Your instructions: Could you find each line of the data below that contains the word "this" and copy those lines?

Items from an interface collection:
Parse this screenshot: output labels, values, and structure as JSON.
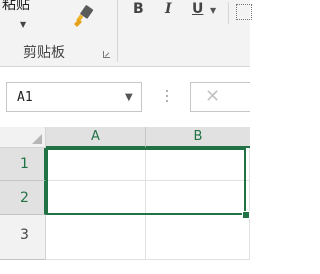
{
  "ribbon": {
    "paste_label": "粘贴",
    "bold_label": "B",
    "italic_label": "I",
    "underline_label": "U",
    "clipboard_group_label": "剪贴板"
  },
  "formula_bar": {
    "name_box_value": "A1",
    "cancel_symbol": "✕"
  },
  "grid": {
    "columns": [
      "A",
      "B"
    ],
    "rows": [
      "1",
      "2",
      "3"
    ],
    "selected_range": "A1:B2",
    "accent_color": "#217346"
  }
}
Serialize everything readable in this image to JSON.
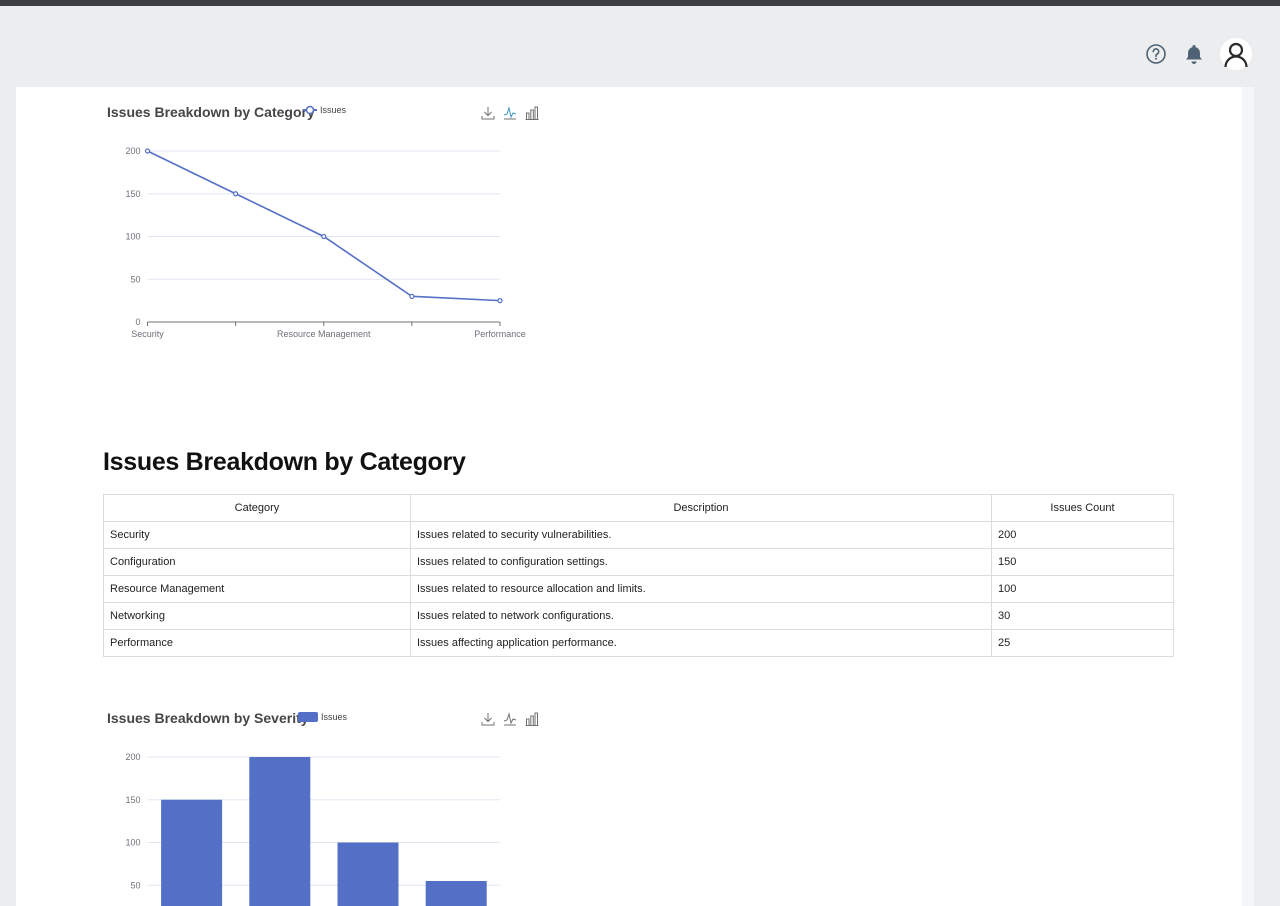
{
  "header": {
    "help_icon": "help-circle-icon",
    "notification_icon": "bell-icon",
    "profile_icon": "user-icon"
  },
  "charts": [
    {
      "title": "Issues Breakdown by Category",
      "legend_label": "Issues",
      "toolbox": [
        "download-icon",
        "line-chart-icon",
        "bar-chart-icon"
      ]
    },
    {
      "title": "Issues Breakdown by Severity",
      "legend_label": "Issues",
      "toolbox": [
        "download-icon",
        "line-chart-icon",
        "bar-chart-icon"
      ]
    }
  ],
  "chart_data": [
    {
      "type": "line",
      "title": "Issues Breakdown by Category",
      "categories": [
        "Security",
        "Configuration",
        "Resource Management",
        "Networking",
        "Performance"
      ],
      "x_tick_labels_shown": [
        "Security",
        "Resource Management",
        "Performance"
      ],
      "series": [
        {
          "name": "Issues",
          "values": [
            200,
            150,
            100,
            30,
            25
          ]
        }
      ],
      "yticks": [
        "0",
        "50",
        "100",
        "150",
        "200"
      ],
      "ylim": [
        0,
        200
      ],
      "grid": true,
      "legend_position": "top",
      "color": "#5470c6"
    },
    {
      "type": "bar",
      "title": "Issues Breakdown by Severity",
      "series": [
        {
          "name": "Issues",
          "values": [
            150,
            200,
            100,
            55
          ]
        }
      ],
      "yticks": [
        "50",
        "100",
        "150",
        "200"
      ],
      "ylim": [
        0,
        200
      ],
      "grid": true,
      "legend_position": "top",
      "color": "#5470c6"
    }
  ],
  "section": {
    "title": "Issues Breakdown by Category"
  },
  "table": {
    "headers": [
      "Category",
      "Description",
      "Issues Count"
    ],
    "rows": [
      [
        "Security",
        "Issues related to security vulnerabilities.",
        "200"
      ],
      [
        "Configuration",
        "Issues related to configuration settings.",
        "150"
      ],
      [
        "Resource Management",
        "Issues related to resource allocation and limits.",
        "100"
      ],
      [
        "Networking",
        "Issues related to network configurations.",
        "30"
      ],
      [
        "Performance",
        "Issues affecting application performance.",
        "25"
      ]
    ]
  }
}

Reply:
Parse this screenshot: output labels, values, and structure as JSON.
Serialize everything readable in this image to JSON.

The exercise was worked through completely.